* INPUT MATERIAL
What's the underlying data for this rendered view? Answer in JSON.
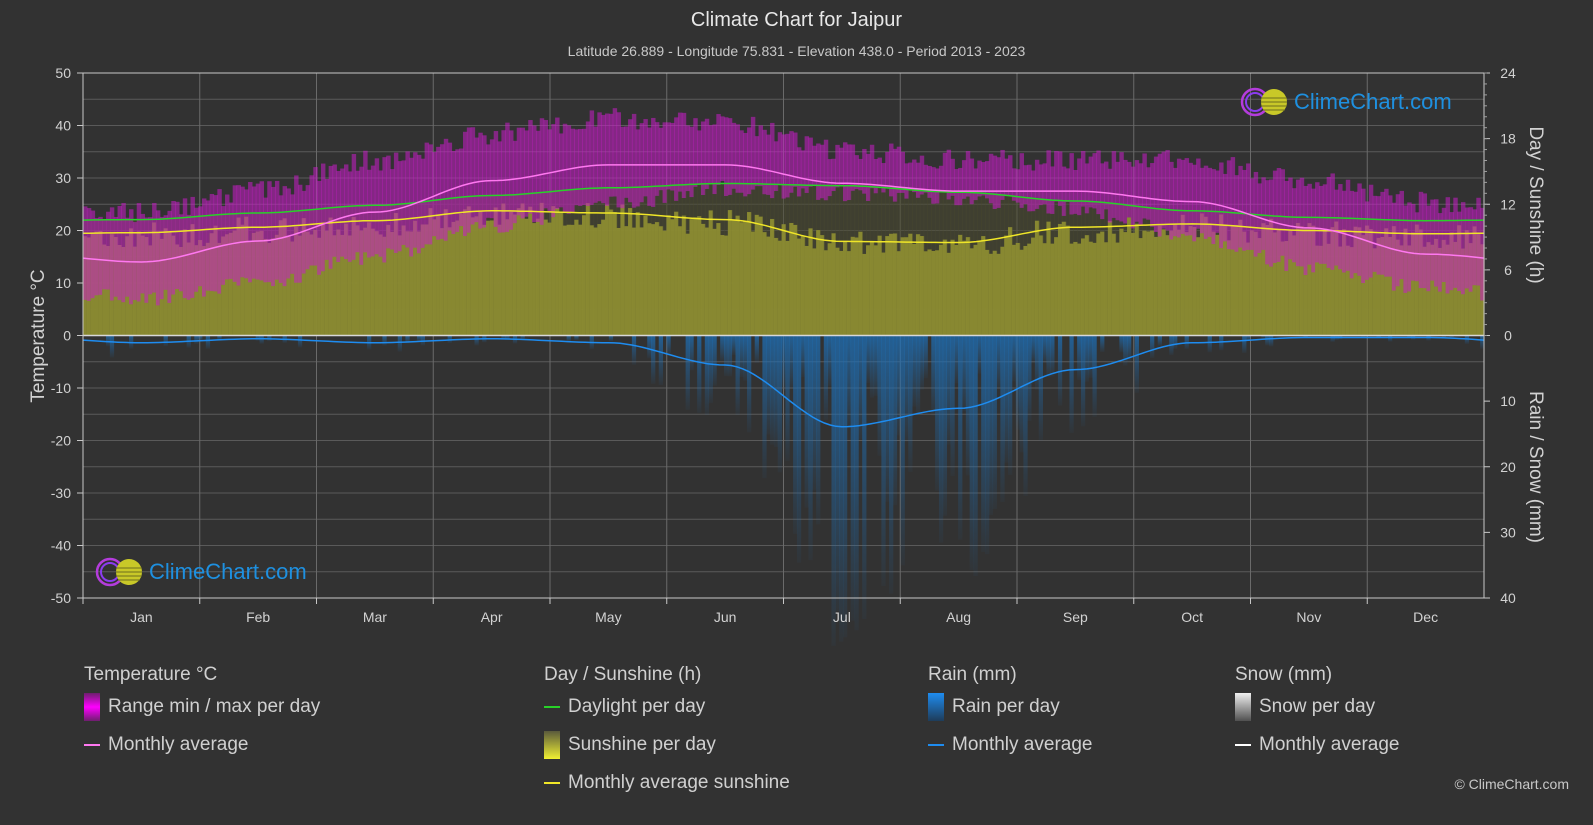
{
  "header": {
    "title": "Climate Chart for Jaipur",
    "subtitle": "Latitude 26.889 - Longitude 75.831 - Elevation 438.0 - Period 2013 - 2023"
  },
  "watermark": {
    "logo_text": "ClimeChart.com"
  },
  "copyright": "© ClimeChart.com",
  "colors": {
    "background": "#323232",
    "temp_range": "#c81ec8",
    "temp_avg": "#ff78f0",
    "daylight": "#28d228",
    "sunshine_fill": "#8c8c32",
    "sunshine_avg": "#f0e628",
    "rain_fill": "#1e64a0",
    "rain_avg": "#1e8cf0",
    "snow_avg": "#ffffff",
    "grid": "#5a5a5a",
    "logo_blue": "#1e90e0"
  },
  "legend": {
    "groups": [
      {
        "title": "Temperature °C",
        "items": [
          {
            "label": "Range min / max per day",
            "type": "swatch",
            "icon": "temp-range-swatch"
          },
          {
            "label": "Monthly average",
            "type": "line",
            "icon": "temp-avg-line"
          }
        ]
      },
      {
        "title": "Day / Sunshine (h)",
        "items": [
          {
            "label": "Daylight per day",
            "type": "line",
            "icon": "daylight-line"
          },
          {
            "label": "Sunshine per day",
            "type": "swatch",
            "icon": "sunshine-swatch"
          },
          {
            "label": "Monthly average sunshine",
            "type": "line",
            "icon": "sunshine-avg-line"
          }
        ]
      },
      {
        "title": "Rain (mm)",
        "items": [
          {
            "label": "Rain per day",
            "type": "swatch",
            "icon": "rain-swatch"
          },
          {
            "label": "Monthly average",
            "type": "line",
            "icon": "rain-avg-line"
          }
        ]
      },
      {
        "title": "Snow (mm)",
        "items": [
          {
            "label": "Snow per day",
            "type": "swatch",
            "icon": "snow-swatch"
          },
          {
            "label": "Monthly average",
            "type": "line",
            "icon": "snow-avg-line"
          }
        ]
      }
    ]
  },
  "chart_data": {
    "type": "area",
    "title": "Climate Chart for Jaipur",
    "categories": [
      "Jan",
      "Feb",
      "Mar",
      "Apr",
      "May",
      "Jun",
      "Jul",
      "Aug",
      "Sep",
      "Oct",
      "Nov",
      "Dec"
    ],
    "y_left": {
      "label": "Temperature °C",
      "range": [
        -50,
        50
      ],
      "ticks": [
        50,
        40,
        30,
        20,
        10,
        0,
        -10,
        -20,
        -30,
        -40,
        -50
      ]
    },
    "y_right_top": {
      "label": "Day / Sunshine (h)",
      "range": [
        0,
        24
      ],
      "ticks": [
        24,
        18,
        12,
        6,
        0
      ]
    },
    "y_right_bottom": {
      "label": "Rain / Snow (mm)",
      "range": [
        0,
        40
      ],
      "ticks": [
        0,
        10,
        20,
        30,
        40
      ]
    },
    "grid": true,
    "series": [
      {
        "name": "Temperature monthly average",
        "unit": "°C",
        "axis": "left",
        "values": [
          14.0,
          18.0,
          23.5,
          29.5,
          32.5,
          32.5,
          29.0,
          27.5,
          27.5,
          25.5,
          20.5,
          15.5
        ]
      },
      {
        "name": "Temperature daily max (approx. monthly)",
        "unit": "°C",
        "axis": "left",
        "values": [
          23,
          27,
          33,
          38,
          41,
          40,
          35,
          33,
          33,
          33,
          29,
          25
        ]
      },
      {
        "name": "Temperature daily min (approx. monthly)",
        "unit": "°C",
        "axis": "left",
        "values": [
          7,
          10,
          15,
          21,
          25,
          28,
          27,
          26,
          24,
          19,
          13,
          9
        ]
      },
      {
        "name": "Daylight per day",
        "unit": "h",
        "axis": "right_top",
        "values": [
          10.6,
          11.2,
          11.9,
          12.8,
          13.5,
          13.9,
          13.7,
          13.1,
          12.3,
          11.4,
          10.8,
          10.5
        ]
      },
      {
        "name": "Monthly average sunshine",
        "unit": "h",
        "axis": "right_top",
        "values": [
          9.4,
          9.9,
          10.5,
          11.4,
          11.2,
          10.6,
          8.6,
          8.5,
          9.9,
          10.2,
          9.6,
          9.3
        ]
      },
      {
        "name": "Rain monthly average",
        "unit": "mm",
        "axis": "right_bottom",
        "values": [
          1.1,
          0.5,
          1.1,
          0.5,
          1.1,
          4.5,
          13.9,
          11.1,
          5.2,
          1.1,
          0.3,
          0.3
        ]
      },
      {
        "name": "Snow monthly average",
        "unit": "mm",
        "axis": "right_bottom",
        "values": [
          0,
          0,
          0,
          0,
          0,
          0,
          0,
          0,
          0,
          0,
          0,
          0
        ]
      }
    ]
  }
}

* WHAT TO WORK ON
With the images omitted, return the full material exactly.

* RESPONSE
What's the underlying data for this rendered view? Answer in JSON.
{
  "header": {
    "title": "Climate Chart for Jaipur",
    "subtitle": "Latitude 26.889 - Longitude 75.831 - Elevation 438.0 - Period 2013 - 2023"
  },
  "watermark": {
    "logo_text": "ClimeChart.com"
  },
  "copyright": "© ClimeChart.com",
  "colors": {
    "background": "#323232",
    "temp_range": "#c81ec8",
    "temp_avg": "#ff78f0",
    "daylight": "#28d228",
    "sunshine_fill": "#8c8c32",
    "sunshine_avg": "#f0e628",
    "rain_fill": "#1e64a0",
    "rain_avg": "#1e8cf0",
    "snow_avg": "#ffffff",
    "grid": "#5a5a5a",
    "logo_blue": "#1e90e0"
  },
  "legend": {
    "groups": [
      {
        "title": "Temperature °C",
        "items": [
          {
            "label": "Range min / max per day",
            "type": "swatch",
            "icon": "temp-range-swatch"
          },
          {
            "label": "Monthly average",
            "type": "line",
            "icon": "temp-avg-line"
          }
        ]
      },
      {
        "title": "Day / Sunshine (h)",
        "items": [
          {
            "label": "Daylight per day",
            "type": "line",
            "icon": "daylight-line"
          },
          {
            "label": "Sunshine per day",
            "type": "swatch",
            "icon": "sunshine-swatch"
          },
          {
            "label": "Monthly average sunshine",
            "type": "line",
            "icon": "sunshine-avg-line"
          }
        ]
      },
      {
        "title": "Rain (mm)",
        "items": [
          {
            "label": "Rain per day",
            "type": "swatch",
            "icon": "rain-swatch"
          },
          {
            "label": "Monthly average",
            "type": "line",
            "icon": "rain-avg-line"
          }
        ]
      },
      {
        "title": "Snow (mm)",
        "items": [
          {
            "label": "Snow per day",
            "type": "swatch",
            "icon": "snow-swatch"
          },
          {
            "label": "Monthly average",
            "type": "line",
            "icon": "snow-avg-line"
          }
        ]
      }
    ]
  },
  "chart_data": {
    "type": "area",
    "title": "Climate Chart for Jaipur",
    "categories": [
      "Jan",
      "Feb",
      "Mar",
      "Apr",
      "May",
      "Jun",
      "Jul",
      "Aug",
      "Sep",
      "Oct",
      "Nov",
      "Dec"
    ],
    "y_left": {
      "label": "Temperature °C",
      "range": [
        -50,
        50
      ],
      "ticks": [
        50,
        40,
        30,
        20,
        10,
        0,
        -10,
        -20,
        -30,
        -40,
        -50
      ]
    },
    "y_right_top": {
      "label": "Day / Sunshine (h)",
      "range": [
        0,
        24
      ],
      "ticks": [
        24,
        18,
        12,
        6,
        0
      ]
    },
    "y_right_bottom": {
      "label": "Rain / Snow (mm)",
      "range": [
        0,
        40
      ],
      "ticks": [
        0,
        10,
        20,
        30,
        40
      ]
    },
    "grid": true,
    "series": [
      {
        "name": "Temperature monthly average",
        "unit": "°C",
        "axis": "left",
        "values": [
          14.0,
          18.0,
          23.5,
          29.5,
          32.5,
          32.5,
          29.0,
          27.5,
          27.5,
          25.5,
          20.5,
          15.5
        ]
      },
      {
        "name": "Temperature daily max (approx. monthly)",
        "unit": "°C",
        "axis": "left",
        "values": [
          23,
          27,
          33,
          38,
          41,
          40,
          35,
          33,
          33,
          33,
          29,
          25
        ]
      },
      {
        "name": "Temperature daily min (approx. monthly)",
        "unit": "°C",
        "axis": "left",
        "values": [
          7,
          10,
          15,
          21,
          25,
          28,
          27,
          26,
          24,
          19,
          13,
          9
        ]
      },
      {
        "name": "Daylight per day",
        "unit": "h",
        "axis": "right_top",
        "values": [
          10.6,
          11.2,
          11.9,
          12.8,
          13.5,
          13.9,
          13.7,
          13.1,
          12.3,
          11.4,
          10.8,
          10.5
        ]
      },
      {
        "name": "Monthly average sunshine",
        "unit": "h",
        "axis": "right_top",
        "values": [
          9.4,
          9.9,
          10.5,
          11.4,
          11.2,
          10.6,
          8.6,
          8.5,
          9.9,
          10.2,
          9.6,
          9.3
        ]
      },
      {
        "name": "Rain monthly average",
        "unit": "mm",
        "axis": "right_bottom",
        "values": [
          1.1,
          0.5,
          1.1,
          0.5,
          1.1,
          4.5,
          13.9,
          11.1,
          5.2,
          1.1,
          0.3,
          0.3
        ]
      },
      {
        "name": "Snow monthly average",
        "unit": "mm",
        "axis": "right_bottom",
        "values": [
          0,
          0,
          0,
          0,
          0,
          0,
          0,
          0,
          0,
          0,
          0,
          0
        ]
      }
    ]
  }
}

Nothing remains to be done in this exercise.